Residents opposed to plans for a new industrial estate backing onto their homes say they have lost faith in democracy after the scheme was approved today.
Hundreds of people objected to the proposed development of 16 light industrial units on a site close to Kings Avenue and Extons Place in Lynn.
But West Norfolk councillors overwhelmingly approved the scheme at a planning meeting this morning, following a visit to the site.
And opponents say they now fear a precious green space for residents and a vital habitat for wildlife will now be lost forever.
Following the meeting, resident Kerron Abel thanked what he said were the 700 people who had opposed the plan.
But he added: “They haven’t been listened to. This (country) is supposed to be the mother of democracy, but it’s not. We haven’t seen democracy carried on today.”
Penny Philpotts, who had earlier urged committee members not to “sacrifice” the land, said: “We’re not against industry. We want King’s Lynn to be a successful town.
“But you don’t need to use greenfield land.

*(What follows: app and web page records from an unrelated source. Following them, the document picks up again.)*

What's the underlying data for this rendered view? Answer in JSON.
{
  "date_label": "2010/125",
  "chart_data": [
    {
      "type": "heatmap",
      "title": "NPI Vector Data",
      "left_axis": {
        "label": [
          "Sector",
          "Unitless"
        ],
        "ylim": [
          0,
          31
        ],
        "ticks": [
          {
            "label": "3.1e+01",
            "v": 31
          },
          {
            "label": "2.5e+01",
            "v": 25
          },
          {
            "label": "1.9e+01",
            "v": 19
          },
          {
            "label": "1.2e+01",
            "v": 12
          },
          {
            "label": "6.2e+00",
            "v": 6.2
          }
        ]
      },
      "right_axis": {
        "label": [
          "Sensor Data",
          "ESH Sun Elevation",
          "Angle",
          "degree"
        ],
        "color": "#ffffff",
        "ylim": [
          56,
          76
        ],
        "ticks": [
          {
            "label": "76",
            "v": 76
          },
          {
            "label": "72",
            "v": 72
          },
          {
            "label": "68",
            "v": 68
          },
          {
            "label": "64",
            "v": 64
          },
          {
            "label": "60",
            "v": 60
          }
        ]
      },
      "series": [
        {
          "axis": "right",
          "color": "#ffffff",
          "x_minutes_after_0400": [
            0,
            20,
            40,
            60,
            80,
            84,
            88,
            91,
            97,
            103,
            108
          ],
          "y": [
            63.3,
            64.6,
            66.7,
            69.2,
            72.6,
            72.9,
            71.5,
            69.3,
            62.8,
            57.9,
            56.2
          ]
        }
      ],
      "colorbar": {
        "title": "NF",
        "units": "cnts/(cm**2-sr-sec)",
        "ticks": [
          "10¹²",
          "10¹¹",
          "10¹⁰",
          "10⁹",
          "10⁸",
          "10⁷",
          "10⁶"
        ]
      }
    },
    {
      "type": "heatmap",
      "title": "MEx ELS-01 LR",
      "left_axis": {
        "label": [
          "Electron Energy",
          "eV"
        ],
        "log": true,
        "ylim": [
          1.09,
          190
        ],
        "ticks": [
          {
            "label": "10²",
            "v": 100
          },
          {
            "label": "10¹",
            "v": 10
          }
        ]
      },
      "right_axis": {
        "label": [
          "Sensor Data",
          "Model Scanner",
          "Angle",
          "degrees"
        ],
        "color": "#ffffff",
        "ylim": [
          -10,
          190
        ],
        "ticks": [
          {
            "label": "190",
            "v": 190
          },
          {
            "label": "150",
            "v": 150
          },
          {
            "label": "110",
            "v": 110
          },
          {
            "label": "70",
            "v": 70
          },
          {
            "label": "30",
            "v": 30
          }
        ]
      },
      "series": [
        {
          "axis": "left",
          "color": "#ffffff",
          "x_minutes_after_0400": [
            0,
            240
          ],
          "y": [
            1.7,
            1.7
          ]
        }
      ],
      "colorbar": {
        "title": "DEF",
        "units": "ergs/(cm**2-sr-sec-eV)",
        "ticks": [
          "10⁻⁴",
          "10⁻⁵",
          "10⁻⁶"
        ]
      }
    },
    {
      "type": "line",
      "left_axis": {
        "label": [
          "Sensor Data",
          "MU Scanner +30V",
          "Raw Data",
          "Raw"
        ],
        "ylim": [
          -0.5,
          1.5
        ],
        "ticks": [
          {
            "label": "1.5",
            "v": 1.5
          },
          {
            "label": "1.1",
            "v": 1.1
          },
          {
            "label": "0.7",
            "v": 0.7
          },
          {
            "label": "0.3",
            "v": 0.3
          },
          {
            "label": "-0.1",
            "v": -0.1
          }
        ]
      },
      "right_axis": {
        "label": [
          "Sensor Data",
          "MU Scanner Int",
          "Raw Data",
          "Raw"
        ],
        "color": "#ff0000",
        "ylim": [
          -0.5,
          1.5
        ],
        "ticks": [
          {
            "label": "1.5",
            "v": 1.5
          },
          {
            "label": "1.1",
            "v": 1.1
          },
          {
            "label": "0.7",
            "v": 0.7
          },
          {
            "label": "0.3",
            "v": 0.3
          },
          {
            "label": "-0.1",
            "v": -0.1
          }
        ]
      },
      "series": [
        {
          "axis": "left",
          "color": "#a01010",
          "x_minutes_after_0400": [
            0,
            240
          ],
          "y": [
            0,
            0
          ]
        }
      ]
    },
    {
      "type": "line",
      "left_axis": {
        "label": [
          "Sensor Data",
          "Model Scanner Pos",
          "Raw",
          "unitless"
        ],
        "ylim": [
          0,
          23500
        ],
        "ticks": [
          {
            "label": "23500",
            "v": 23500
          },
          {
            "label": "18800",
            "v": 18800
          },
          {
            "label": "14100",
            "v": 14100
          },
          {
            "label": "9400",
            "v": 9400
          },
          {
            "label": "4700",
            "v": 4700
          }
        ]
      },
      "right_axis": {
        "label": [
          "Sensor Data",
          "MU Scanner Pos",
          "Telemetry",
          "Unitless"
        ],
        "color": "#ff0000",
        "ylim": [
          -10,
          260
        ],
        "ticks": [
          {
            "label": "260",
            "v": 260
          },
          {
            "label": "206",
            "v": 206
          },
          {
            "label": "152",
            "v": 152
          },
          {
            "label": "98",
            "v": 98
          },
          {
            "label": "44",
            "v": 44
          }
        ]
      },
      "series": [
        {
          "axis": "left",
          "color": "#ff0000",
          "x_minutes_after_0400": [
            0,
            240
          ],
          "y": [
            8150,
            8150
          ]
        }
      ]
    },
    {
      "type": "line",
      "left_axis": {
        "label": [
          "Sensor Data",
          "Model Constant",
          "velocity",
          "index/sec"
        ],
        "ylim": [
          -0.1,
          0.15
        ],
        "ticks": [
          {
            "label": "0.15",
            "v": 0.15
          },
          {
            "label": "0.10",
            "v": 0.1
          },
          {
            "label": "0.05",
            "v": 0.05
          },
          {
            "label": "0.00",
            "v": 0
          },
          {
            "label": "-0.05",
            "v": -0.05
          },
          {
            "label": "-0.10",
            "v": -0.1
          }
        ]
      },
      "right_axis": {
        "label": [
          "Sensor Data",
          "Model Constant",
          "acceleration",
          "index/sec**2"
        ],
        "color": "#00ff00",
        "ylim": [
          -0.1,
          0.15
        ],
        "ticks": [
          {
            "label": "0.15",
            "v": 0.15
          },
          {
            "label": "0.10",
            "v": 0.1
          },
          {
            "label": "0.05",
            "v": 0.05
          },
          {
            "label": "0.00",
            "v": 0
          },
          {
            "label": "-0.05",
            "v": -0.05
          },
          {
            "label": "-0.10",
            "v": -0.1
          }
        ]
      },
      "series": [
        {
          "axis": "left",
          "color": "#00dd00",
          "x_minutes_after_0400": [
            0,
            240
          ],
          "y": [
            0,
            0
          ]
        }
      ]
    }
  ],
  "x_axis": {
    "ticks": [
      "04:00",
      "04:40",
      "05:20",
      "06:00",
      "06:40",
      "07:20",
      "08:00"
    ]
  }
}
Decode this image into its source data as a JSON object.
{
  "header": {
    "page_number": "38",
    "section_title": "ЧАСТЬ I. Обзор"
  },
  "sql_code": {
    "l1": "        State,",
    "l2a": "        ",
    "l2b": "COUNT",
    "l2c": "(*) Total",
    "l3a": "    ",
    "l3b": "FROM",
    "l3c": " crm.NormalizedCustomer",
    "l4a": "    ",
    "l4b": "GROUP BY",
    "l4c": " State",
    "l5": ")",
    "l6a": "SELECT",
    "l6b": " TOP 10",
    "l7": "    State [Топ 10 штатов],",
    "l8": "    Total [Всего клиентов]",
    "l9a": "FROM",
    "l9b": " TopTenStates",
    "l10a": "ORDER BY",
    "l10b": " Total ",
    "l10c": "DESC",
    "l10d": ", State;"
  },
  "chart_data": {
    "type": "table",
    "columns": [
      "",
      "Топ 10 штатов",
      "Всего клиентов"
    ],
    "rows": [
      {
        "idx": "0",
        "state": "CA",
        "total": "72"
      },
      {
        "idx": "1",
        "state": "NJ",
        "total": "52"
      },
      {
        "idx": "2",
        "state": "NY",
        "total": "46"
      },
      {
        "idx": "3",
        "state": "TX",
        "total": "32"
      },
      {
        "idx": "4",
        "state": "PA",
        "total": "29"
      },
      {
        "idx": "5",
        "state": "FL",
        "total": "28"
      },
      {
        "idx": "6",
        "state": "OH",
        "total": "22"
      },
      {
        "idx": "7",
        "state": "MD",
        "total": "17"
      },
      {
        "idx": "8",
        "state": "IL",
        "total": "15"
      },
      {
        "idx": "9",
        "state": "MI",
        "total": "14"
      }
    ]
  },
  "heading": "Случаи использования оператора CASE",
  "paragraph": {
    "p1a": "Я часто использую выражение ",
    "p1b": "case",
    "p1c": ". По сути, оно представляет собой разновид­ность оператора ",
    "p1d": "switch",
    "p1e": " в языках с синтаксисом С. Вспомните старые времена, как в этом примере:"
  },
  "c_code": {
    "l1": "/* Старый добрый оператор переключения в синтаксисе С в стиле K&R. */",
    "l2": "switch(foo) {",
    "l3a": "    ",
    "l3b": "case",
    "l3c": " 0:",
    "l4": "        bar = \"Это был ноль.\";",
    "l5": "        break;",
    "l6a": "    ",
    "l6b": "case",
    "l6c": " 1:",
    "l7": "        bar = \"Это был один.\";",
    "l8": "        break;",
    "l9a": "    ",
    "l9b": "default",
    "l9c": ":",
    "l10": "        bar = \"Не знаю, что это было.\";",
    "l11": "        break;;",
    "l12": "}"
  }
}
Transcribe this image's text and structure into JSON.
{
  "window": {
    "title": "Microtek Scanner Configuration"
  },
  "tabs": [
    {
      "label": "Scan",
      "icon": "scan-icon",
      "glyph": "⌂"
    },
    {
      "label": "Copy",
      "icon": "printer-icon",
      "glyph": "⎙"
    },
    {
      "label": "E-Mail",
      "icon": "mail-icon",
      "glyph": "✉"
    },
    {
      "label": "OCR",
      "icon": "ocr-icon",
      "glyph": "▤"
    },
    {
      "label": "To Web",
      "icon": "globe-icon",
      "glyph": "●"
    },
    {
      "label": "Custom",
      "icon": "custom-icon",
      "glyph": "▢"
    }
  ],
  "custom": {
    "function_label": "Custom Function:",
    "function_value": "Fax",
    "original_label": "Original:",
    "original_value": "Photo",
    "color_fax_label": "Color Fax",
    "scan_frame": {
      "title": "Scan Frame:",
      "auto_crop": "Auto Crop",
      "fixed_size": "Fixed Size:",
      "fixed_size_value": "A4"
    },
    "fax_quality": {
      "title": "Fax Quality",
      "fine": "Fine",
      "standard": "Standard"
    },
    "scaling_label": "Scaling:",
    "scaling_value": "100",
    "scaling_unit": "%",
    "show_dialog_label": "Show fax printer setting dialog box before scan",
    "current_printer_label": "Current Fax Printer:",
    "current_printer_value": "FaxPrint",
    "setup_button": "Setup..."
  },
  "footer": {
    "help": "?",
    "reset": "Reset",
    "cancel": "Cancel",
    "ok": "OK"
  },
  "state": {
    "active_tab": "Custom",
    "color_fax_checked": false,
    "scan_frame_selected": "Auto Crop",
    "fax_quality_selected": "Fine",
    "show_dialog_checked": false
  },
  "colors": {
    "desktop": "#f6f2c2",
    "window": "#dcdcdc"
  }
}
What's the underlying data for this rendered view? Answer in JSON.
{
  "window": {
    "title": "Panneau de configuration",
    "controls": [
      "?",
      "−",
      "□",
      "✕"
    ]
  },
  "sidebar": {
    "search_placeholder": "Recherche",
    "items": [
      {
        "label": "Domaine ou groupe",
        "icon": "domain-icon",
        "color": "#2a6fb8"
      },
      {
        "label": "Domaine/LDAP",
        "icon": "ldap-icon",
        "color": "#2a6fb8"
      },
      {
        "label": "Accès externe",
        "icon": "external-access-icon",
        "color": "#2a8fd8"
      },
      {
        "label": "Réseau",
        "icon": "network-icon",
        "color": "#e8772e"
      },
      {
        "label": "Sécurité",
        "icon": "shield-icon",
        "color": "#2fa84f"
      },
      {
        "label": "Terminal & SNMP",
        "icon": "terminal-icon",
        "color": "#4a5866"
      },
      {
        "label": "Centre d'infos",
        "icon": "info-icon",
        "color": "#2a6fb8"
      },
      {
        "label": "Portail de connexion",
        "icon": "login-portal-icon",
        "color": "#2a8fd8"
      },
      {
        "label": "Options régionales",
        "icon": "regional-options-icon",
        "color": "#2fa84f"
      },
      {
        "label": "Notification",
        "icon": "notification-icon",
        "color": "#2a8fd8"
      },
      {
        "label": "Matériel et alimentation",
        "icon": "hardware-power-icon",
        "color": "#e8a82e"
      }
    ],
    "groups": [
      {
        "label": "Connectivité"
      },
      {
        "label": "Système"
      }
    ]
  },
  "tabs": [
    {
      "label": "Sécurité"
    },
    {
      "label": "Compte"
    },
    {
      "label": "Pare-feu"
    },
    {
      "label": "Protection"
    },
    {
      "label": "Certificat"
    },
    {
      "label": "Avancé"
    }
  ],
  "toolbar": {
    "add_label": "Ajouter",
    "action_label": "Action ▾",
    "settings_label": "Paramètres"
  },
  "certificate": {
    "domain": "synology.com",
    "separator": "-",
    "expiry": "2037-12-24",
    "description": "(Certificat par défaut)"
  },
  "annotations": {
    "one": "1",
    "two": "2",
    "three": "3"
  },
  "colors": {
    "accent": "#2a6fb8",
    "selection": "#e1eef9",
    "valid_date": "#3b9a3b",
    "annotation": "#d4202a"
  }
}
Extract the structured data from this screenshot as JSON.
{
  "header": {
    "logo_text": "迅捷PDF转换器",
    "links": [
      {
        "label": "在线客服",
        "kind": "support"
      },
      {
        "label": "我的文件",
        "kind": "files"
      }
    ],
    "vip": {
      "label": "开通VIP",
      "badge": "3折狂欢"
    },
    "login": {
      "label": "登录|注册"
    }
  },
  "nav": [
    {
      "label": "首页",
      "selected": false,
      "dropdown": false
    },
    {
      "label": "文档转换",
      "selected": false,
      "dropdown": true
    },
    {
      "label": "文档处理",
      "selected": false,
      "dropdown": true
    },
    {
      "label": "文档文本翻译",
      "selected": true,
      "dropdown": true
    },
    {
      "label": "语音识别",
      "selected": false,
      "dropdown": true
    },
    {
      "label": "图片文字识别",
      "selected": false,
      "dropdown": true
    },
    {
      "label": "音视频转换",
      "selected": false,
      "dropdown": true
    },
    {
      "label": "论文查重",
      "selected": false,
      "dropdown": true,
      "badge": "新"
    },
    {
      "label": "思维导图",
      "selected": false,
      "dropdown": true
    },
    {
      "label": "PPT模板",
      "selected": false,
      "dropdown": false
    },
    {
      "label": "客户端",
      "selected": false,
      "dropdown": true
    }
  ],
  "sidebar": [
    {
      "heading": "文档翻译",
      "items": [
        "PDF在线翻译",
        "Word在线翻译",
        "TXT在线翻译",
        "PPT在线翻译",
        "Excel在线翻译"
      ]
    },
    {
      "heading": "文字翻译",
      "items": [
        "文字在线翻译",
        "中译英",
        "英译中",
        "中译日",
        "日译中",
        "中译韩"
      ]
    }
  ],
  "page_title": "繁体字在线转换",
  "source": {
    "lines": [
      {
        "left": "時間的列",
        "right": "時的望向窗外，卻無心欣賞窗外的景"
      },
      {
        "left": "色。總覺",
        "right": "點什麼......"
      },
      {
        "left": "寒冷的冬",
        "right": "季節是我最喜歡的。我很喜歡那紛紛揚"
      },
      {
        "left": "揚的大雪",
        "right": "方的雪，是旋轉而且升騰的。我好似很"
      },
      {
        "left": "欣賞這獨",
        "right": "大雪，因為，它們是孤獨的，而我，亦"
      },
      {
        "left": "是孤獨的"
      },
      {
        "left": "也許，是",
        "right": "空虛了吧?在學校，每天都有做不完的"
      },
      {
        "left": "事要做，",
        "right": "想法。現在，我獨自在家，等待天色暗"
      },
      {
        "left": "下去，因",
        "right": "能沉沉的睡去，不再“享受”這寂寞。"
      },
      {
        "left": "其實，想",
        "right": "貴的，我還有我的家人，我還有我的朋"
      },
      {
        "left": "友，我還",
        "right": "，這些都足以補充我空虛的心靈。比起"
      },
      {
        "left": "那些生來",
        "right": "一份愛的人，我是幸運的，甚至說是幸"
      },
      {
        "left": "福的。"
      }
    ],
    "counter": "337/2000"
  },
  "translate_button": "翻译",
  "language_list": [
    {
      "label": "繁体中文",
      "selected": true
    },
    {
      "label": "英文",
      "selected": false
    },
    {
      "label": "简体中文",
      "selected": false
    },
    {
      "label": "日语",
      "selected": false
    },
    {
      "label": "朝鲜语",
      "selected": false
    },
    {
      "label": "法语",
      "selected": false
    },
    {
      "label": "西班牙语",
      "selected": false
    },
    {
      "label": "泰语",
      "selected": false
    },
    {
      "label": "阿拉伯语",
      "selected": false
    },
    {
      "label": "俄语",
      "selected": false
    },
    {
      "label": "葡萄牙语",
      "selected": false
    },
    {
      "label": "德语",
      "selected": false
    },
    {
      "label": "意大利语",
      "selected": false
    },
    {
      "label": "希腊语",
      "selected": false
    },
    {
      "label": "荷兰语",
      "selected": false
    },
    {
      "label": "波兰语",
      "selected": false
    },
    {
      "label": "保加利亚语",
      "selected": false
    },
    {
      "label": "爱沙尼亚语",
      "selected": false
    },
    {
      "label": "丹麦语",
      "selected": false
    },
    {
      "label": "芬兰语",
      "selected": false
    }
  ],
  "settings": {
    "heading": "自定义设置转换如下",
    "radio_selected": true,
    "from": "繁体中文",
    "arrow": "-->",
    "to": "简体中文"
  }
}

It’s very sad they have chosen to permit this.”
Committee members voted 12 to three to accept officials’ recommendation to approve the scheme.
A proposal by committee member Andrew Morrison, calling for the application to be deferred because of concerns over the number of vacant units currently available in the town, had earlier been defeated.
Ahead of the meeting, officials had argued that the proposals would promote economic growth, while the planned reduction in the number of units from 19 to 16, plus landscape buffer zones between the site and neighbouring properties, would mean there was no significant impact on residents.
But ward councillor John Collop, who spoke in support of residents, said: “They (the committee) have made a very bad decision.”
Objectors claim they are already experiencing disturbance from industrial operations on the nearby Hardwick industrial estate. Access to the application site is intended to be via an existing entrance off Rollesby Road.
They argue the proposal, submitted by Apex Platinum Investments Ltd, was not needed because of the number of existing units that are vacant and the proposals for new developments such as those planned in the Nar Ouse Regeneration Area.
They also claim that the site has become a key habitat for wildlife, as well as providing a vital amenity for elderly and ill residents who are unable to access other green sites elsewhere.
The latter point was echoed by committee member Terry Parish, who seconded Mr Morrison's proposal for a deferral.
He argued there was "no need" to allow the application to proceed at this stage, adding: "This is a greenfield site. We should not be building on it until it is absolutely necessary and it's not necessary."
Concerns were also raised about whether the council would end up maintaining a drain which runs through the site.
But officers said the argument about the number of existing vacant units could not be sustained as it would not apply in a situation where new housing was proposed.
Planning director Geoff Hall said members had to decide whether to prioritise protecting the land as it is or the plan's potential for economic growth.
He said questions over the council's ownership of the land were not relevant to the decision, adding: "The issue is whether this is a sustainable use of the site or not."